I was pleased to see the Design South East report on “More Faversham” and hope very much that it will serve to guide discussion about the future of the town.
I was both pleased and concerned to see so much of the Space Syntax analysis featured. Pleased, because it seems to have resonated with the workshop participants and concerned because I would have liked to have known of its inclusion in advance so that I could have proofed the images and accompanying text. Most concerning is the “Closed” analysis on p13, which is incorrectly described in the text below. This has already alarmed many people when it was discussed at yesterday evening’s Town Council meeting (see my note below). In addition, the image quality on pp10-15 is poor when it could easily – and should – have been much clearer.
I hope the comments below can be addressed in the next draft of the report, especially since issues like p13 can wrongly detract from an otherwise impressive report.
And I hope very much that d:se will be retained to provide continuing, and much needed, support going forwards, both in terms of “big picture thinking” but also in the scrutiny of development proposals through a “design review” process.
Comments on ds:e “More Faversham” report
p6 should say:
Apart from some challenging topography on the north-west side (Dark Hill and Davington Hill), Faversham…
Apart from some challenging topography on the north-east side, Faversham…
pp10-15 The image quality is poor. Space Syntax can supply print-quality images.
p10 Should say “Space Syntax” not “Space Syntax Ltd”. Add “Space Syntax © 2016” to each image.
p11 Delete this page – it doesn’t add to the argument since similar points can be made for the 3km analysis on the next page.
p13 Delete this page – the purpose of this analysis is not to suggest that the bridge might be pedestrian-only but rather to describe the likely impact on traffic patterns while the bridge is closed for construction. As it is, it is a technical argument that is not relevant to the general nature of the overall document.
p15 rewrite paragraph as follows:
“By combining their spatial scores for shorter and longer journeys, it is possible to categorise streets in terms of which are more important for “walking”, “driving” and “cycling” or a combination of different modes. Red streets score highly for both walking, cycling and driving, and this indicates that their design needs to cater for each type of user. Note that the A2 is in this category. Many of the key walking and cycling routes run north-south, and this could help promoting walking and cycling to the station and town centre from new housing at the town’s southern edge.”
p18 changes in bold italics:
Enhancing the A2
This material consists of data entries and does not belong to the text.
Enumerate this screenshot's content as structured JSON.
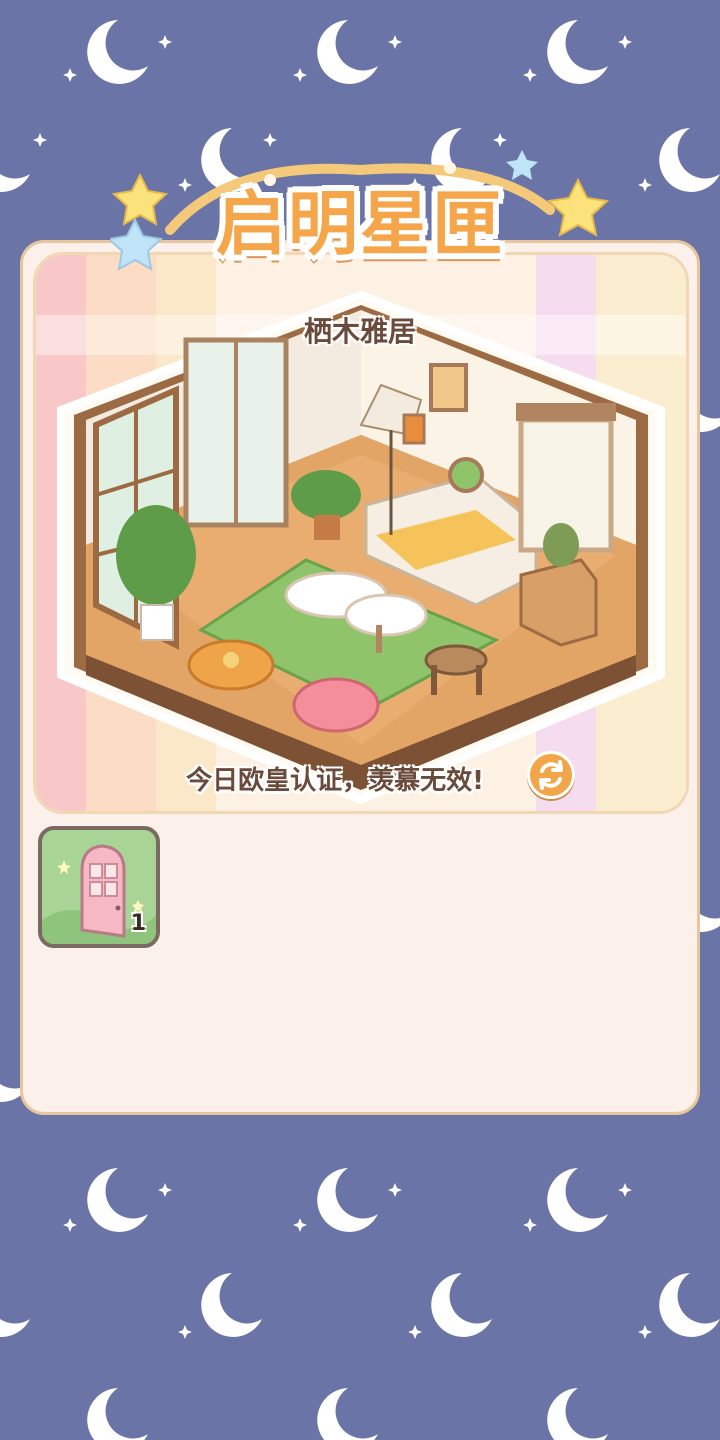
{
  "title": "启明星匣",
  "room": {
    "name": "栖木雅居",
    "caption": "今日欧皇认证，羡慕无效!"
  },
  "refresh_icon": "refresh-icon",
  "items": [
    {
      "icon": "pink-door-icon",
      "count": "1"
    }
  ],
  "colors": {
    "background": "#6b74a6",
    "panel": "#fbf1ea",
    "title": "#f6a64a",
    "accent": "#f2a64a"
  }
}
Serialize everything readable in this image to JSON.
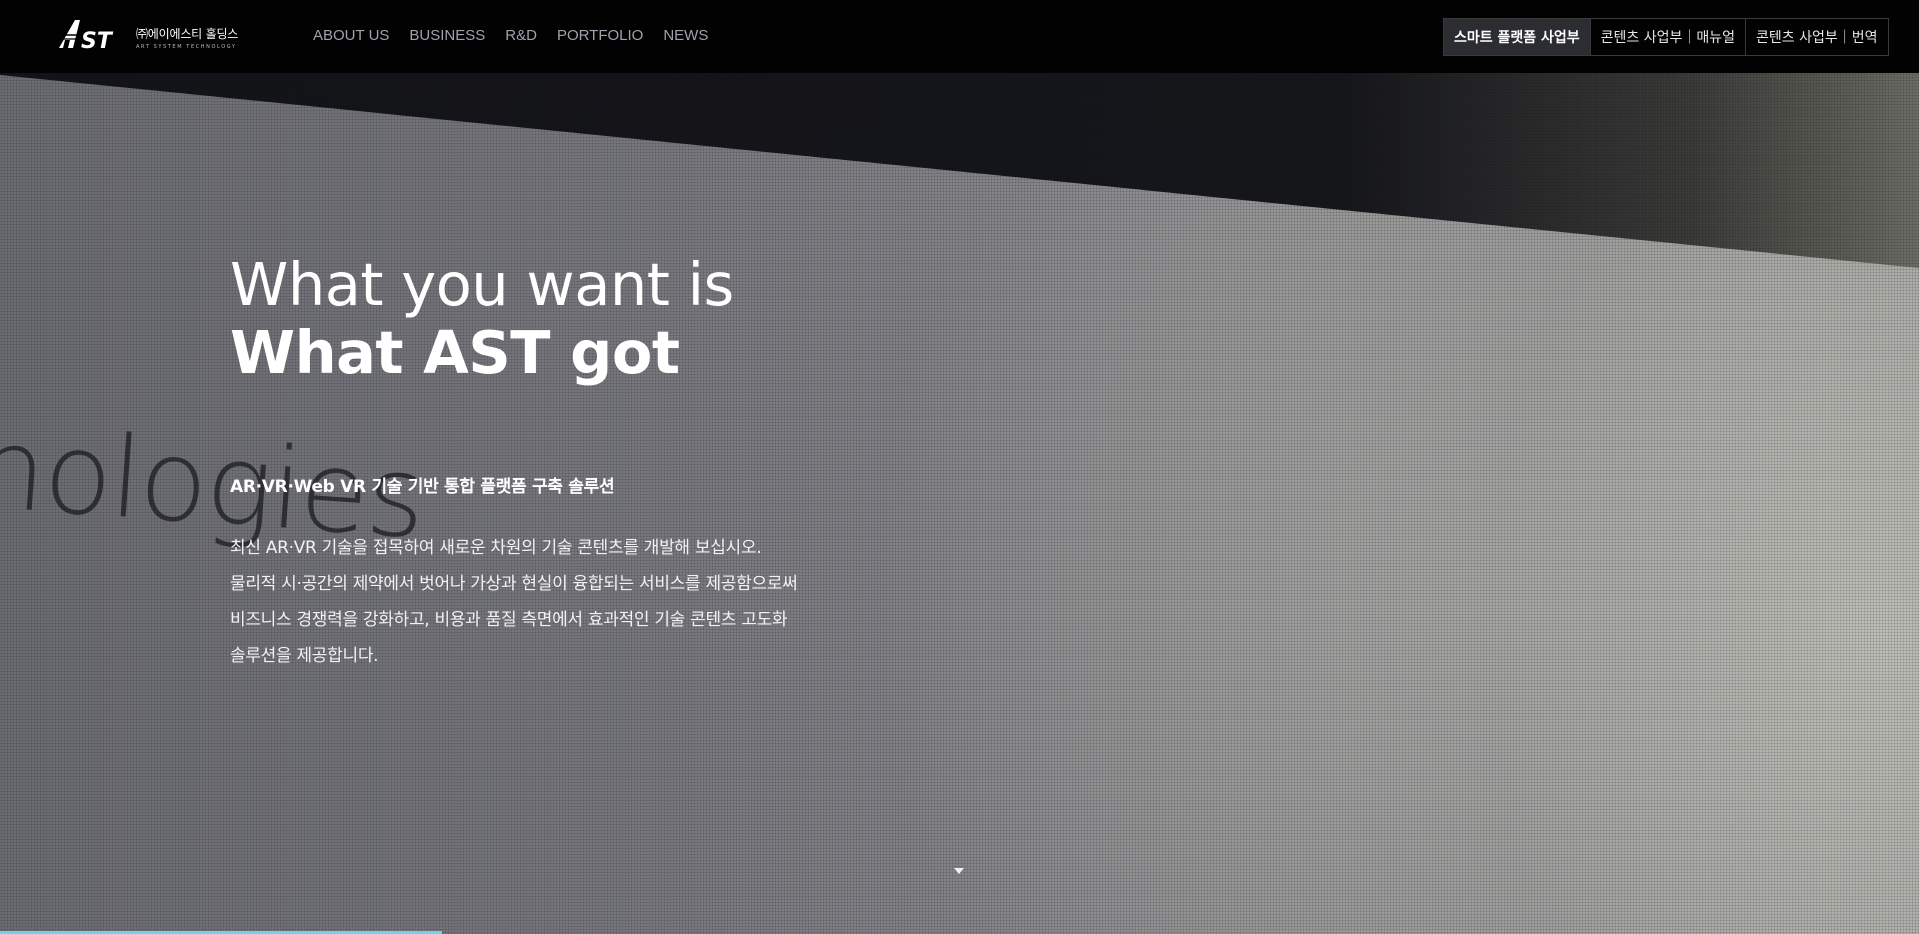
{
  "header": {
    "logo_mark": "AST",
    "logo_korean": "㈜에이에스티 홀딩스",
    "logo_sub": "ART SYSTEM TECHNOLOGY",
    "nav": [
      "ABOUT US",
      "BUSINESS",
      "R&D",
      "PORTFOLIO",
      "NEWS"
    ],
    "biz_buttons": [
      {
        "label": "스마트 플랫폼 사업부",
        "active": true
      },
      {
        "label": "콘텐츠 사업부｜매뉴얼",
        "active": false
      },
      {
        "label": "콘텐츠 사업부｜번역",
        "active": false
      }
    ]
  },
  "hero": {
    "bg_word": "nologies",
    "headline_line1": "What you want is",
    "headline_line2": "What AST got",
    "sub_title": "AR·VR·Web VR 기술 기반 통합 플랫폼 구축 솔루션",
    "description": [
      "최신 AR·VR 기술을 접목하여 새로운 차원의 기술 콘텐츠를 개발해 보십시오.",
      "물리적 시·공간의 제약에서 벗어나 가상과 현실이 융합되는 서비스를 제공함으로써",
      "비즈니스 경쟁력을 강화하고, 비용과 품질 측면에서 효과적인 기술 콘텐츠 고도화",
      "솔루션을 제공합니다."
    ],
    "scroll_icon": "caret-down-icon"
  },
  "colors": {
    "header_bg": "#020203",
    "nav_text": "#9fa3ad",
    "active_button_bg": "#2b2d33",
    "progress_bar": "#6fd3e8"
  }
}
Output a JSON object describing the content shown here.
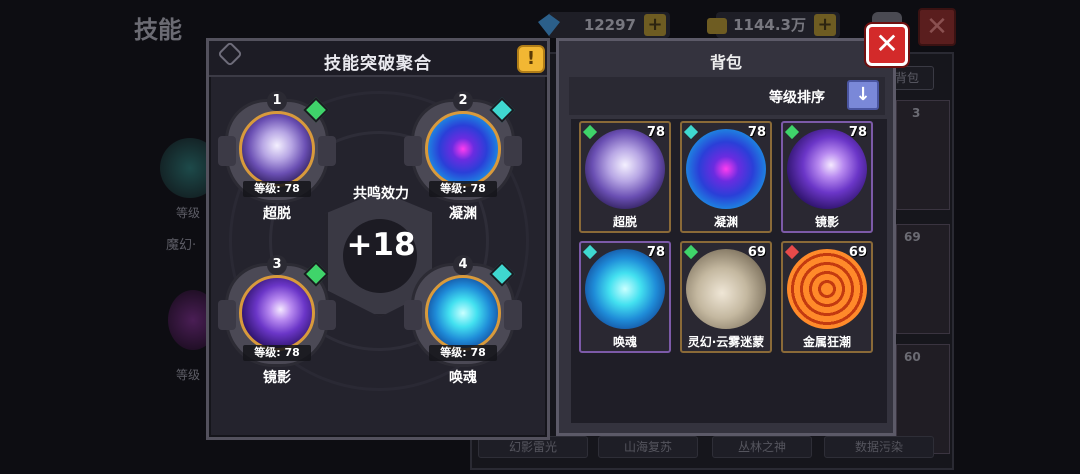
{
  "background": {
    "title": "技能",
    "resources": [
      {
        "icon": "diamond-icon",
        "value": "12297"
      },
      {
        "icon": "coin-bag-icon",
        "value": "1144.3万"
      }
    ],
    "tab_label": "背包",
    "side_labels": [
      "等级",
      "魔幻·",
      "等级"
    ],
    "right_levels": [
      "3",
      "69",
      "60"
    ],
    "bottom_tabs": [
      "幻影雷光",
      "山海复苏",
      "丛林之神",
      "数据污染"
    ]
  },
  "left_panel": {
    "title": "技能突破聚合",
    "alert_icon": "!",
    "center_label": "共鸣效力",
    "center_value": "+18",
    "slots": [
      {
        "index": "1",
        "level_text": "等级: 78",
        "name": "超脱",
        "orb": "crystal",
        "gem_color": "#3fd46a"
      },
      {
        "index": "2",
        "level_text": "等级: 78",
        "name": "凝渊",
        "orb": "void",
        "gem_color": "#3fd8d0"
      },
      {
        "index": "3",
        "level_text": "等级: 78",
        "name": "镜影",
        "orb": "mirror",
        "gem_color": "#3fd46a"
      },
      {
        "index": "4",
        "level_text": "等级: 78",
        "name": "唤魂",
        "orb": "soul",
        "gem_color": "#3fd8d0"
      }
    ]
  },
  "right_panel": {
    "title": "背包",
    "sort_label": "等级排序",
    "sort_icon": "↓",
    "items": [
      {
        "name": "超脱",
        "level": "78",
        "orb": "crystal",
        "gem_color": "#3fd46a",
        "border": "gold"
      },
      {
        "name": "凝渊",
        "level": "78",
        "orb": "void",
        "gem_color": "#3fd8d0",
        "border": "gold"
      },
      {
        "name": "镜影",
        "level": "78",
        "orb": "mirror",
        "gem_color": "#3fd46a",
        "border": "purple"
      },
      {
        "name": "唤魂",
        "level": "78",
        "orb": "soul",
        "gem_color": "#3fd8d0",
        "border": "purple"
      },
      {
        "name": "灵幻·云雾迷蒙",
        "level": "69",
        "orb": "fog",
        "gem_color": "#3fd46a",
        "border": "gold"
      },
      {
        "name": "金属狂潮",
        "level": "69",
        "orb": "metal",
        "gem_color": "#e84a4a",
        "border": "gold"
      }
    ]
  },
  "close_label": "✕"
}
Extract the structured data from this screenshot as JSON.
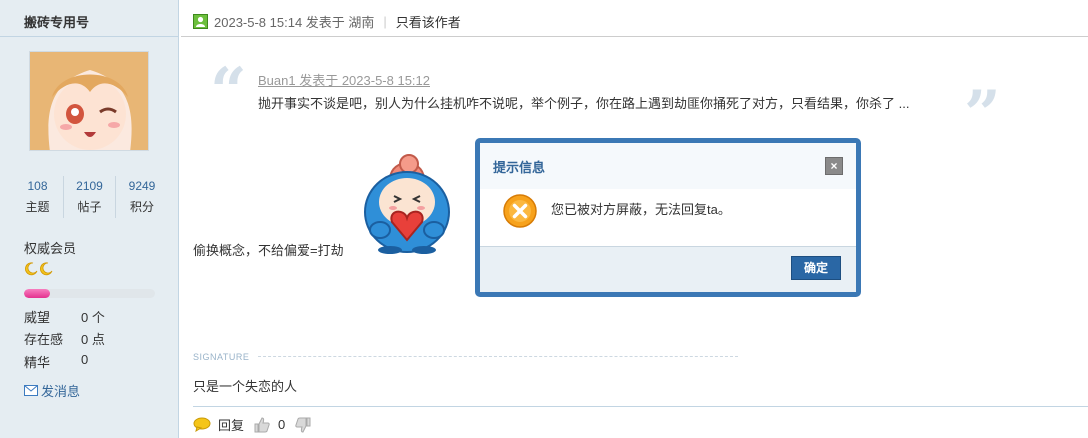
{
  "sidebar": {
    "username": "搬砖专用号",
    "stats": [
      {
        "num": "108",
        "label": "主题"
      },
      {
        "num": "2109",
        "label": "帖子"
      },
      {
        "num": "9249",
        "label": "积分"
      }
    ],
    "rank": "权威会员",
    "level_progress_percent": 20,
    "info": [
      {
        "key": "威望",
        "value": "0 个"
      },
      {
        "key": "存在感",
        "value": "0 点"
      },
      {
        "key": "精华",
        "value": "0"
      }
    ],
    "send_message": "发消息"
  },
  "post": {
    "date_line": "2023-5-8 15:14 发表于 湖南",
    "only_author": "只看该作者",
    "quote_author": "Buan1 发表于 2023-5-8 15:12",
    "quote_text": "抛开事实不谈是吧，别人为什么挂机咋不说呢，举个例子，你在路上遇到劫匪你捅死了对方，只看结果，你杀了 ...",
    "body_text": "偷换概念，不给偏爱=打劫",
    "signature_label": "SIGNATURE",
    "signature_text": "只是一个失恋的人"
  },
  "footer": {
    "reply": "回复",
    "like_count": "0"
  },
  "dialog": {
    "title": "提示信息",
    "close": "×",
    "message": "您已被对方屏蔽，无法回复ta。",
    "ok": "确定"
  },
  "colors": {
    "accent": "#336699",
    "dialog_border": "#3b78b5",
    "progress": "#e4318f"
  }
}
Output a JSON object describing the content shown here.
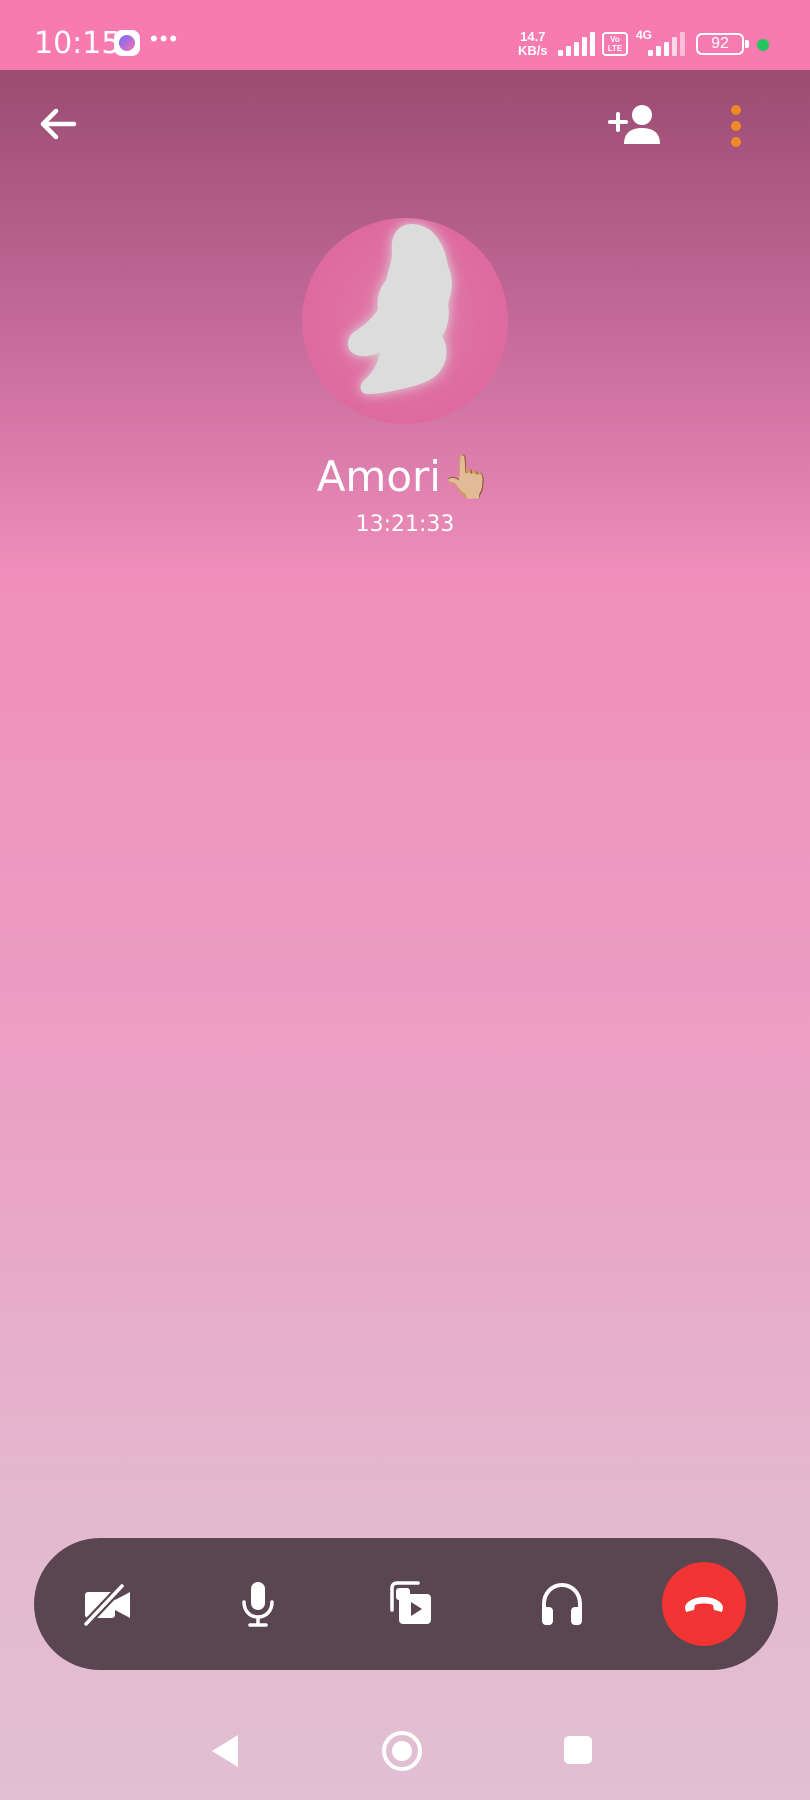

As growth occurs to the south of the A2, then the role of this major route needs to be re-evaluated to reflect its new place as a main street within the town, rather than as a highway passing by it. Improved crossings, lower speeds and a more pedestrian- and cycling-friendly environment will all be needed to ensure this new town street does not act as barrier, dividing the old and new parts of the town.